### [WHAT IS EXPECTED]
Set down each entry from the block beneath, exactly as written.

==== INPUT RECORDS ====

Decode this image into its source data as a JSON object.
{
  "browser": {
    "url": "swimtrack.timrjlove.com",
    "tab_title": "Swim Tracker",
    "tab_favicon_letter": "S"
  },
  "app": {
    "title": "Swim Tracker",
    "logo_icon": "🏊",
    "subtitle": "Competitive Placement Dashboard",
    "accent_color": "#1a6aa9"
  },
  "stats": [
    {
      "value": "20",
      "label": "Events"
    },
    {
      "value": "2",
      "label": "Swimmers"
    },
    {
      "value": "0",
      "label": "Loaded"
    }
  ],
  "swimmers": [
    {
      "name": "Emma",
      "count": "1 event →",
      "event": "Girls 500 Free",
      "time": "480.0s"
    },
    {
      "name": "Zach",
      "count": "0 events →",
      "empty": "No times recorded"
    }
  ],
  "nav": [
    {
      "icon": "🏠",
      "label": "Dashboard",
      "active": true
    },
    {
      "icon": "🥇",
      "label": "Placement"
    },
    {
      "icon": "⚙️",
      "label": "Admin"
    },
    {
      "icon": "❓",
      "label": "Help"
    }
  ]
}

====

### [PROBLEM SOLUTION]
Decode this image into its source data as a JSON object.
{
  "browser": {
    "url": "swimtrack.timrjlove.com",
    "tab_title": "Swim Tracker",
    "tab_favicon_letter": "S"
  },
  "app": {
    "title": "Swim Tracker",
    "logo_icon": "🏊",
    "subtitle": "Competitive Placement Dashboard",
    "accent_color": "#1a6aa9"
  },
  "stats": [
    {
      "value": "20",
      "label": "Events"
    },
    {
      "value": "2",
      "label": "Swimmers"
    },
    {
      "value": "0",
      "label": "Loaded"
    }
  ],
  "swimmers": [
    {
      "name": "Emma",
      "count": "1 event →",
      "event": "Girls 500 Free",
      "time": "480.0s"
    },
    {
      "name": "Zach",
      "count": "0 events →",
      "empty": "No times recorded"
    }
  ],
  "nav": [
    {
      "icon": "🏠",
      "label": "Dashboard",
      "active": true
    },
    {
      "icon": "🥇",
      "label": "Placement"
    },
    {
      "icon": "⚙️",
      "label": "Admin"
    },
    {
      "icon": "❓",
      "label": "Help"
    }
  ]
}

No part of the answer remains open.